=== Exercise ===
Pull each line containing "icon" out of the listing below.

=== Recorded data ===
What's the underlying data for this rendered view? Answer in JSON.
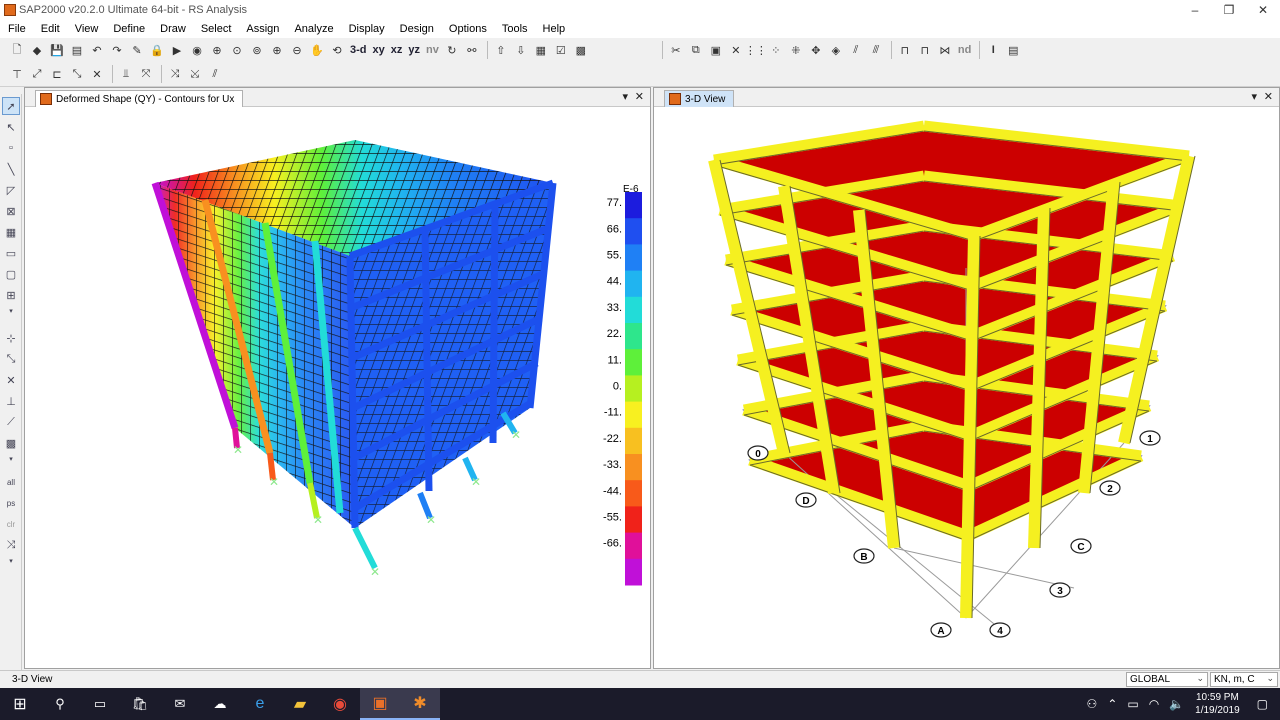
{
  "window": {
    "title": "SAP2000 v20.2.0 Ultimate 64-bit - RS Analysis",
    "controls": [
      "–",
      "❐",
      "✕"
    ]
  },
  "menu": [
    "File",
    "Edit",
    "View",
    "Define",
    "Draw",
    "Select",
    "Assign",
    "Analyze",
    "Display",
    "Design",
    "Options",
    "Tools",
    "Help"
  ],
  "toolbar": {
    "view_3d": "3-d",
    "view_xy": "xy",
    "view_xz": "xz",
    "view_yz": "yz",
    "view_nv": "nv",
    "nd": "nd"
  },
  "left_panel": {
    "tab_title": "Deformed Shape (QY) - Contours for Ux",
    "legend": {
      "exponent": "E-6",
      "labels": [
        "77.",
        "66.",
        "55.",
        "44.",
        "33.",
        "22.",
        "11.",
        "0.",
        "-11.",
        "-22.",
        "-33.",
        "-44.",
        "-55.",
        "-66."
      ],
      "colors": [
        "#1c1cde",
        "#1f4ff0",
        "#1f80f5",
        "#20b4f0",
        "#22dcd8",
        "#2ee68c",
        "#5ef03a",
        "#b6f020",
        "#f8f020",
        "#f8c020",
        "#f89020",
        "#f85a1a",
        "#f0221a",
        "#e0109a",
        "#c010d8"
      ]
    }
  },
  "right_panel": {
    "tab_title": "3-D View",
    "grid_labels": [
      "0",
      "D",
      "B",
      "A",
      "4",
      "3",
      "2",
      "1",
      "C"
    ]
  },
  "statusbar": {
    "text": "3-D View",
    "coord_system": "GLOBAL",
    "units": "KN, m, C"
  },
  "taskbar": {
    "time": "10:59 PM",
    "date": "1/19/2019"
  },
  "colors": {
    "frame_yellow": "#f5f020",
    "slab_red": "#cc0000",
    "tab_active": "#cfe3f7",
    "taskbar": "#1b1b2a"
  }
}
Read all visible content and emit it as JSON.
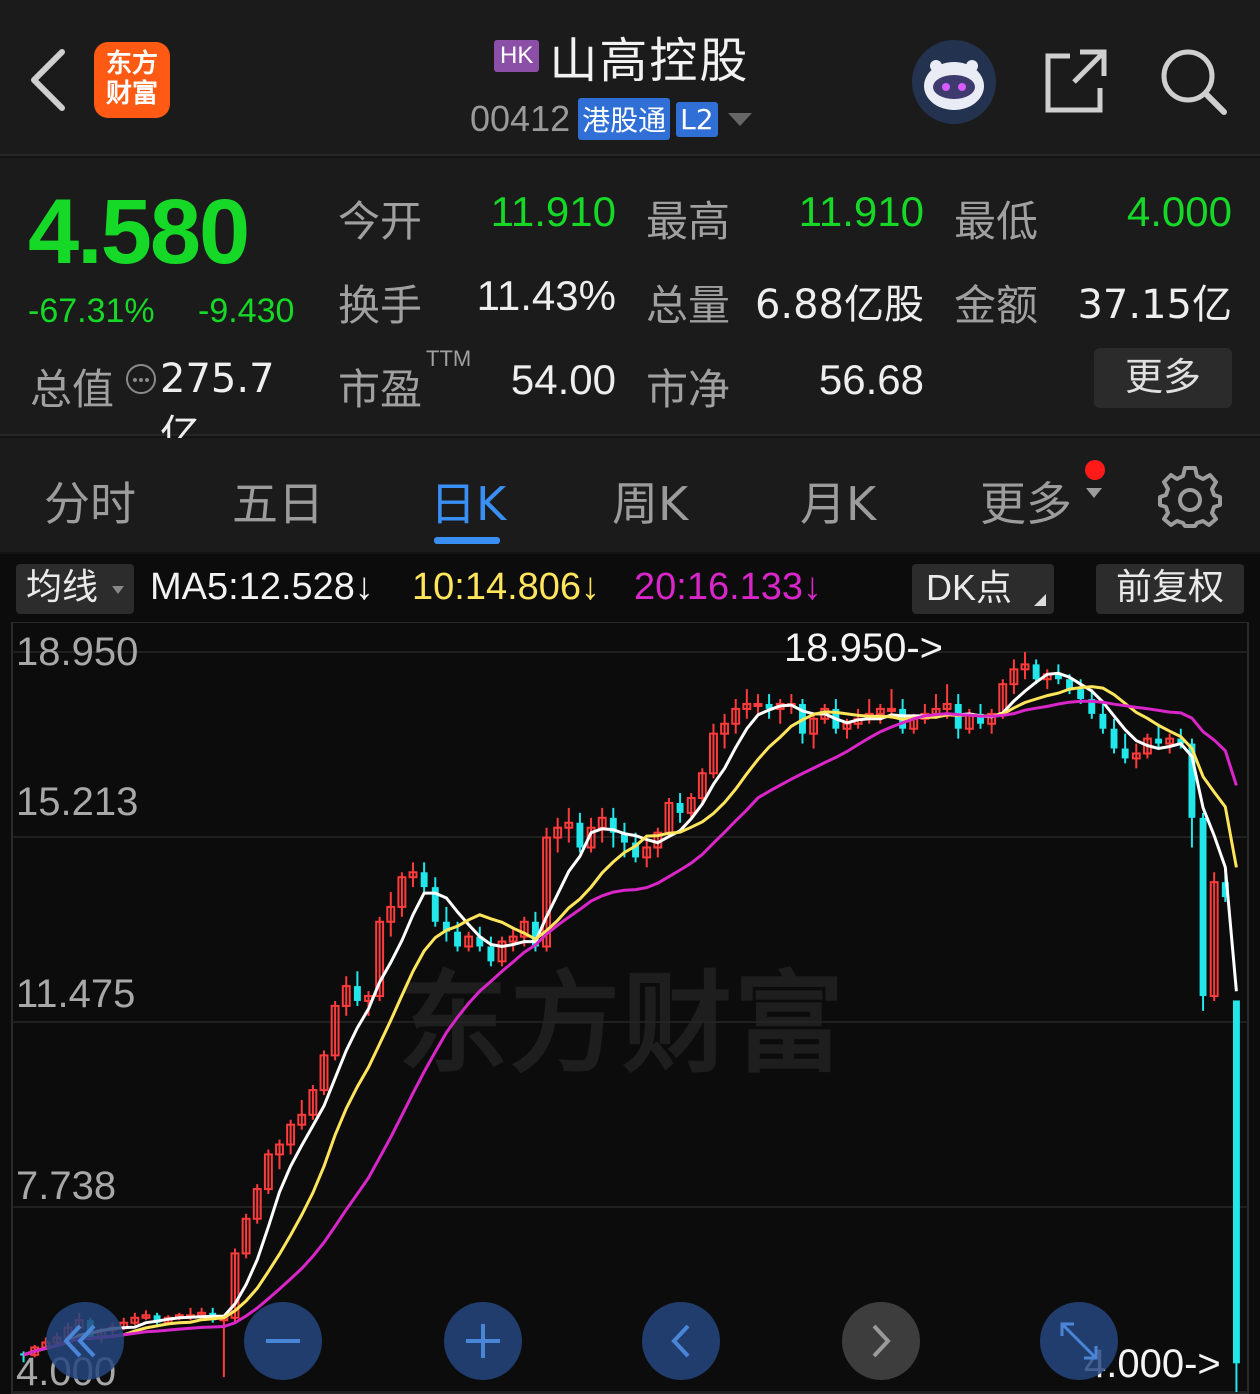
{
  "header": {
    "logo_line1": "东方",
    "logo_line2": "财富",
    "market_badge": "HK",
    "stock_name": "山高控股",
    "stock_code": "00412",
    "connect_badge": "港股通",
    "level_badge": "L2"
  },
  "quote": {
    "price": "4.580",
    "change_pct": "-67.31%",
    "change_val": "-9.430",
    "open_label": "今开",
    "open_value": "11.910",
    "high_label": "最高",
    "high_value": "11.910",
    "low_label": "最低",
    "low_value": "4.000",
    "turnover_label": "换手",
    "turnover_value": "11.43%",
    "volume_label": "总量",
    "volume_value": "6.88亿股",
    "amount_label": "金额",
    "amount_value": "37.15亿",
    "mktcap_label": "总值",
    "mktcap_value": "275.7亿",
    "pe_label": "市盈",
    "pe_sup": "TTM",
    "pe_value": "54.00",
    "pb_label": "市净",
    "pb_value": "56.68",
    "more_label": "更多"
  },
  "tabs": [
    "分时",
    "五日",
    "日K",
    "周K",
    "月K",
    "更多"
  ],
  "chart_toolbar": {
    "ma_select": "均线",
    "ma5": "MA5:12.528↓",
    "ma10": "10:14.806↓",
    "ma20": "20:16.133↓",
    "dk_button": "DK点",
    "adjust_button": "前复权"
  },
  "chart_labels": {
    "y_ticks": [
      "18.950",
      "15.213",
      "11.475",
      "7.738",
      "4.000"
    ],
    "high_marker": "18.950->",
    "low_marker": "4.000->",
    "watermark": "东方财富"
  },
  "colors": {
    "up": "#ff3b3b",
    "down": "#21e6ea",
    "ma5": "#ffffff",
    "ma10": "#ffe55c",
    "ma20": "#d926c9",
    "price_down": "#15d926",
    "accent": "#3a8ff5"
  },
  "controls": [
    "double-left-icon",
    "zoom-out-icon",
    "zoom-in-icon",
    "left-icon",
    "right-icon",
    "expand-icon"
  ],
  "chart_data": {
    "type": "candlestick",
    "ylim": [
      4.0,
      18.95
    ],
    "y_ticks": [
      18.95,
      15.213,
      11.475,
      7.738,
      4.0
    ],
    "candles_ohlc_approx": [
      [
        4.78,
        4.82,
        4.6,
        4.75
      ],
      [
        4.75,
        4.95,
        4.7,
        4.9
      ],
      [
        4.9,
        5.1,
        4.85,
        5.0
      ],
      [
        5.0,
        5.2,
        4.95,
        5.1
      ],
      [
        5.1,
        5.4,
        5.0,
        5.3
      ],
      [
        5.3,
        5.6,
        5.25,
        5.45
      ],
      [
        5.45,
        5.5,
        5.05,
        5.1
      ],
      [
        5.1,
        5.3,
        5.0,
        5.25
      ],
      [
        5.25,
        5.4,
        5.15,
        5.3
      ],
      [
        5.3,
        5.5,
        5.25,
        5.4
      ],
      [
        5.4,
        5.6,
        5.35,
        5.5
      ],
      [
        5.5,
        5.65,
        5.45,
        5.55
      ],
      [
        5.55,
        5.6,
        5.35,
        5.4
      ],
      [
        5.4,
        5.55,
        5.35,
        5.5
      ],
      [
        5.5,
        5.6,
        5.45,
        5.55
      ],
      [
        5.55,
        5.7,
        5.45,
        5.55
      ],
      [
        5.55,
        5.7,
        5.5,
        5.6
      ],
      [
        5.6,
        5.7,
        5.4,
        5.45
      ],
      [
        5.45,
        5.55,
        4.3,
        5.5
      ],
      [
        5.5,
        6.9,
        5.4,
        6.8
      ],
      [
        6.8,
        7.6,
        6.7,
        7.5
      ],
      [
        7.5,
        8.2,
        7.4,
        8.1
      ],
      [
        8.1,
        8.9,
        8.0,
        8.8
      ],
      [
        8.8,
        9.1,
        8.5,
        9.0
      ],
      [
        9.0,
        9.5,
        8.8,
        9.4
      ],
      [
        9.4,
        9.9,
        9.3,
        9.6
      ],
      [
        9.6,
        10.2,
        9.5,
        10.1
      ],
      [
        10.1,
        10.9,
        10.0,
        10.8
      ],
      [
        10.8,
        11.9,
        10.7,
        11.8
      ],
      [
        11.8,
        12.4,
        11.6,
        12.2
      ],
      [
        12.2,
        12.5,
        11.8,
        11.9
      ],
      [
        11.9,
        12.1,
        11.6,
        12.0
      ],
      [
        12.0,
        13.6,
        11.9,
        13.5
      ],
      [
        13.5,
        14.1,
        13.2,
        13.8
      ],
      [
        13.8,
        14.5,
        13.6,
        14.4
      ],
      [
        14.4,
        14.7,
        14.2,
        14.5
      ],
      [
        14.5,
        14.7,
        14.1,
        14.2
      ],
      [
        14.2,
        14.4,
        13.4,
        13.5
      ],
      [
        13.5,
        13.8,
        13.1,
        13.3
      ],
      [
        13.3,
        13.5,
        12.9,
        13.0
      ],
      [
        13.0,
        13.3,
        12.9,
        13.2
      ],
      [
        13.2,
        13.4,
        12.9,
        13.0
      ],
      [
        13.0,
        13.2,
        12.6,
        12.7
      ],
      [
        12.7,
        13.2,
        12.6,
        13.1
      ],
      [
        13.1,
        13.4,
        12.9,
        13.2
      ],
      [
        13.2,
        13.6,
        13.0,
        13.5
      ],
      [
        13.5,
        13.7,
        12.9,
        13.0
      ],
      [
        13.0,
        15.4,
        12.9,
        15.2
      ],
      [
        15.2,
        15.6,
        14.9,
        15.4
      ],
      [
        15.4,
        15.8,
        15.1,
        15.5
      ],
      [
        15.5,
        15.7,
        14.9,
        15.0
      ],
      [
        15.0,
        15.6,
        14.9,
        15.4
      ],
      [
        15.4,
        15.8,
        15.1,
        15.6
      ],
      [
        15.6,
        15.8,
        15.0,
        15.3
      ],
      [
        15.3,
        15.5,
        14.8,
        15.1
      ],
      [
        15.1,
        15.3,
        14.7,
        14.8
      ],
      [
        14.8,
        15.2,
        14.6,
        15.0
      ],
      [
        15.0,
        15.4,
        14.8,
        15.3
      ],
      [
        15.3,
        16.0,
        15.2,
        15.9
      ],
      [
        15.9,
        16.1,
        15.5,
        15.7
      ],
      [
        15.7,
        16.1,
        15.6,
        16.0
      ],
      [
        16.0,
        16.6,
        15.9,
        16.5
      ],
      [
        16.5,
        17.5,
        16.4,
        17.3
      ],
      [
        17.3,
        17.7,
        17.0,
        17.5
      ],
      [
        17.5,
        18.0,
        17.3,
        17.8
      ],
      [
        17.8,
        18.2,
        17.6,
        17.9
      ],
      [
        17.9,
        18.1,
        17.7,
        17.9
      ],
      [
        17.9,
        18.1,
        17.6,
        17.8
      ],
      [
        17.8,
        18.0,
        17.5,
        17.9
      ],
      [
        17.9,
        18.1,
        17.7,
        17.9
      ],
      [
        17.9,
        18.0,
        17.1,
        17.3
      ],
      [
        17.3,
        17.7,
        17.0,
        17.6
      ],
      [
        17.6,
        17.9,
        17.5,
        17.8
      ],
      [
        17.8,
        18.0,
        17.3,
        17.4
      ],
      [
        17.4,
        17.6,
        17.2,
        17.5
      ],
      [
        17.5,
        17.8,
        17.4,
        17.6
      ],
      [
        17.6,
        18.0,
        17.5,
        17.7
      ],
      [
        17.7,
        17.9,
        17.5,
        17.8
      ],
      [
        17.8,
        18.2,
        17.6,
        17.8
      ],
      [
        17.8,
        18.0,
        17.3,
        17.4
      ],
      [
        17.4,
        17.7,
        17.3,
        17.6
      ],
      [
        17.6,
        17.9,
        17.5,
        17.7
      ],
      [
        17.7,
        18.1,
        17.6,
        17.8
      ],
      [
        17.8,
        18.3,
        17.6,
        17.9
      ],
      [
        17.9,
        18.1,
        17.2,
        17.4
      ],
      [
        17.4,
        17.8,
        17.3,
        17.7
      ],
      [
        17.7,
        17.9,
        17.4,
        17.5
      ],
      [
        17.5,
        17.8,
        17.3,
        17.7
      ],
      [
        17.7,
        18.4,
        17.6,
        18.3
      ],
      [
        18.3,
        18.8,
        18.1,
        18.6
      ],
      [
        18.6,
        18.95,
        18.4,
        18.7
      ],
      [
        18.7,
        18.8,
        18.3,
        18.4
      ],
      [
        18.4,
        18.6,
        18.2,
        18.5
      ],
      [
        18.5,
        18.7,
        18.3,
        18.4
      ],
      [
        18.4,
        18.5,
        18.1,
        18.2
      ],
      [
        18.2,
        18.4,
        17.9,
        18.0
      ],
      [
        18.0,
        18.2,
        17.6,
        17.7
      ],
      [
        17.7,
        17.9,
        17.3,
        17.4
      ],
      [
        17.4,
        17.6,
        16.9,
        17.0
      ],
      [
        17.0,
        17.3,
        16.7,
        16.8
      ],
      [
        16.8,
        17.1,
        16.6,
        16.9
      ],
      [
        16.9,
        17.3,
        16.8,
        17.2
      ],
      [
        17.2,
        17.5,
        17.0,
        17.1
      ],
      [
        17.1,
        17.3,
        16.9,
        17.2
      ],
      [
        17.2,
        17.4,
        17.0,
        17.1
      ],
      [
        17.1,
        17.2,
        15.0,
        15.6
      ],
      [
        15.6,
        15.7,
        11.7,
        12.0
      ],
      [
        12.0,
        14.5,
        11.9,
        14.3
      ],
      [
        14.3,
        14.6,
        13.9,
        14.0
      ],
      [
        11.91,
        11.91,
        4.0,
        4.58
      ]
    ],
    "series": [
      {
        "name": "MA5",
        "final_value": 12.528
      },
      {
        "name": "10",
        "final_value": 14.806
      },
      {
        "name": "20",
        "final_value": 16.133
      }
    ],
    "high_marker": 18.95,
    "low_marker": 4.0
  }
}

=== Result of this exercise ===
    "double-left-icon",
    "zoom-out-icon",
    "zoom-in-icon",
    "left-icon",
    "right-icon",
    "expand-icon"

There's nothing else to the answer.